On Tuesday, January 9th Ecuador witnessed a dramatic escalation in gang violence broadcast live to the nation when masked gunmen stormed a TV studio in Guayaquil. This alarming incident is part of a series of attacks following the government’s declaration of a state of emergency in response to the apparent escape of a powerful gang leader from prison.
The country plunged into chaos as President Daniel Noboa declared a 60-day state of emergency and a nightly curfew. The crisis was triggered by the escape of Jose Adolfo Macias, also known as “Fito,” the leader of Ecuador’s largest gang, Los Choneros, from La Regional prison in Guayaquil. In response, gangsters unleashed a wave of terror across Ecuador and in several overcrowded prisons.
At least 10 people were killed in attacks in Guayaquil, and two officers were murdered in the nearby town of Nobol. Local gangs retaliated by taking several police officers hostage and setting off explosions in various cities. The most shocking of these incidents occurred at the state-owned TC Television studio, where armed and hooded gang members interrupted a live broadcast with guns and explosives. The 13 gunmen involved in this attack were later arrested.
Guayaquil, Ecuador’s largest coastal city, has become a hub for drug smuggling and is considered the country’s most dangerous city. The recent surge in violence has been attributed to the country’s role as a key stop on the cocaine trade route to the United States and Europe. The murder rate in Ecuador quadrupled from 2018 to 2022, with a record 200 tons of drugs seized last year.
President Noboa, who took office in November, faces his first major test in addressing the soaring levels of violence. He has identified several criminal gangs as terrorist groups and military targets, including Los Choneros, and ordered the armed forces to neutralize these groups.
The unrest has led neighboring Peru to declare an emergency along its border with Ecuador, while Brazil, Colombia, and Chile have expressed support for the Ecuadorian government.

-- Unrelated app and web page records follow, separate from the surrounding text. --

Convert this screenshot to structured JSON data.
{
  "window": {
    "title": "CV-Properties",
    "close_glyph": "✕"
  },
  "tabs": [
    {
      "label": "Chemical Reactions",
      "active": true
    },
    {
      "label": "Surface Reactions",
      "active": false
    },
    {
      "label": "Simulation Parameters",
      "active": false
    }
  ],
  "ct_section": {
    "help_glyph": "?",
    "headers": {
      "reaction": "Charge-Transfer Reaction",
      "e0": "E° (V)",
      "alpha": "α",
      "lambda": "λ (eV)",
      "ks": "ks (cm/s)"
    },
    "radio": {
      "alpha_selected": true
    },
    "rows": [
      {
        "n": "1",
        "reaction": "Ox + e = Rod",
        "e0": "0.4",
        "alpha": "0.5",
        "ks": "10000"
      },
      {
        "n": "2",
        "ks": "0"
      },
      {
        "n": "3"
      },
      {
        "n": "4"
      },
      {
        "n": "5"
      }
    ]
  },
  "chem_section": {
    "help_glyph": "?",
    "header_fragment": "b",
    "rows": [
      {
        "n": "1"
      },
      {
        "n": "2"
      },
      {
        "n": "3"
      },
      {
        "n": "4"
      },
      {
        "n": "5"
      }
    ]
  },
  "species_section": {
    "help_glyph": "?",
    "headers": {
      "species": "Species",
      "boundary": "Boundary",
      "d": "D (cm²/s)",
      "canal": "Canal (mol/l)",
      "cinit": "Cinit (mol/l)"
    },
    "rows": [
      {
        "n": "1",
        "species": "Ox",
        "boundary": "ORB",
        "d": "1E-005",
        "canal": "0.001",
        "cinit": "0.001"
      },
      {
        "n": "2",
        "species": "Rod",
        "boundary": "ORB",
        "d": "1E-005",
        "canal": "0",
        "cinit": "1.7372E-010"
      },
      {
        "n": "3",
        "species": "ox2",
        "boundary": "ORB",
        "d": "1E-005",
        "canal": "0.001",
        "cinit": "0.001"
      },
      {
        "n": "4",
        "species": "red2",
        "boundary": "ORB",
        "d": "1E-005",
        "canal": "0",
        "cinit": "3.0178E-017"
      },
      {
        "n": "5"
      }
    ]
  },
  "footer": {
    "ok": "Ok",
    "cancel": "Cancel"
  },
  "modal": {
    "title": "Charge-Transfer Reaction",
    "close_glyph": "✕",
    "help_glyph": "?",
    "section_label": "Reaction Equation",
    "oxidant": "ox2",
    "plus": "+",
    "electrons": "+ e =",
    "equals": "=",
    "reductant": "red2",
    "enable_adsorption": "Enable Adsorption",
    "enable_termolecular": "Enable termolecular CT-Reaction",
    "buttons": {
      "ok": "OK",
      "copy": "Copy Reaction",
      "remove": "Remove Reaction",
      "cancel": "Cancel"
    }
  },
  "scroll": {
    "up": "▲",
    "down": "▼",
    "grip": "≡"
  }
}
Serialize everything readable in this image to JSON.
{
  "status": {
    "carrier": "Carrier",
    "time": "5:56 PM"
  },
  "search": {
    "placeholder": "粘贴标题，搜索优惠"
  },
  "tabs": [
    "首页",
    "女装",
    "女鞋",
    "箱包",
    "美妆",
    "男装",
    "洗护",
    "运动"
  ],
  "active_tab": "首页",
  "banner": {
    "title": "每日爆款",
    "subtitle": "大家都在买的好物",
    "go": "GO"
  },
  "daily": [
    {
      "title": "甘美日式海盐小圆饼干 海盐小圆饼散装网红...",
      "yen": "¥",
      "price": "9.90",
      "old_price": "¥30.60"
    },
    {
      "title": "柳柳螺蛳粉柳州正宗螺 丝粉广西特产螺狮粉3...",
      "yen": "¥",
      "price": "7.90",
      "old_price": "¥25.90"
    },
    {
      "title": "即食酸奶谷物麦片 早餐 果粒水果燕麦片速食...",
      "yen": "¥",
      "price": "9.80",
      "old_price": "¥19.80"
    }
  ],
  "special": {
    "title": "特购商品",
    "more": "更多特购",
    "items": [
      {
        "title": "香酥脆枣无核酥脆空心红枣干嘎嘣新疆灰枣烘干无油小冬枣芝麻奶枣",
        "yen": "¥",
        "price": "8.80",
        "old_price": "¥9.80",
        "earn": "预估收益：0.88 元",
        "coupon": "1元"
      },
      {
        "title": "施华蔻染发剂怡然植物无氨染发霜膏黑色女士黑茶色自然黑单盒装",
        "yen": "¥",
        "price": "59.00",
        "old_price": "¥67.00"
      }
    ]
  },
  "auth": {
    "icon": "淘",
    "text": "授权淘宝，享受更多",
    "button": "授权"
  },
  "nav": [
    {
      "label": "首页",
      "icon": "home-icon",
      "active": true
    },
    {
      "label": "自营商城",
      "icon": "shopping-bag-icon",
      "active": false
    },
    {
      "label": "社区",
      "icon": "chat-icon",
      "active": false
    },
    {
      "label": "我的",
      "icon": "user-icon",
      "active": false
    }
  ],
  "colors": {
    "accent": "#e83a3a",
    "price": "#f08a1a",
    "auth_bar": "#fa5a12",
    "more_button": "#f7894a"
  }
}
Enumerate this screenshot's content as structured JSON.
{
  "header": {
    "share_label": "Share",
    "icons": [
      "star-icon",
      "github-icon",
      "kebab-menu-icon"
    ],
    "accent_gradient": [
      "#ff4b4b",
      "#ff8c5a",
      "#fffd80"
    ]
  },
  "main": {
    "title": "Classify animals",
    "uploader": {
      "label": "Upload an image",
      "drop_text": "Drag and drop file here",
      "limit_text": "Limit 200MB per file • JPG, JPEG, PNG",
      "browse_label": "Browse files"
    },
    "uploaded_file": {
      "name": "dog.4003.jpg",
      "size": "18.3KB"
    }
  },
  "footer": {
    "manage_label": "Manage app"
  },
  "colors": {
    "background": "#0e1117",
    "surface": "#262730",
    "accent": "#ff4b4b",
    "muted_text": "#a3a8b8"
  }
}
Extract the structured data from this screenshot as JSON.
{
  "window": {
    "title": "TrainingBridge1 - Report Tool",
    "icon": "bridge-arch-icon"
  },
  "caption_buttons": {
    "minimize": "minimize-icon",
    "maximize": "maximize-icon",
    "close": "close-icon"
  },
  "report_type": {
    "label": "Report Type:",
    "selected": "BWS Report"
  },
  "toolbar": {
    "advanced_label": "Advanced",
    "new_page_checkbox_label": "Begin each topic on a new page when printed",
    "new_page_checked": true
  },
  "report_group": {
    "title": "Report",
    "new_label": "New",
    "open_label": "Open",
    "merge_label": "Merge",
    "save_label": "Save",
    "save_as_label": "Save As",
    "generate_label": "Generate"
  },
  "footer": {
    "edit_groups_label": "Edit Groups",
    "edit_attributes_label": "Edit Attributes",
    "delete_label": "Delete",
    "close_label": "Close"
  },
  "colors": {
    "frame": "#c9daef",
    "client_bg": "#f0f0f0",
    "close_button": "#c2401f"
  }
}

The Chinese embassy and consulate general in Ecuador have temporarily closed due to the violence, and the United States has expressed its readiness to assist Noboa’s administration.
This wave of violence in Ecuador highlights the deep-rooted issues of gang dominance, drug trafficking, and the challenges of maintaining security in a dollarized economy.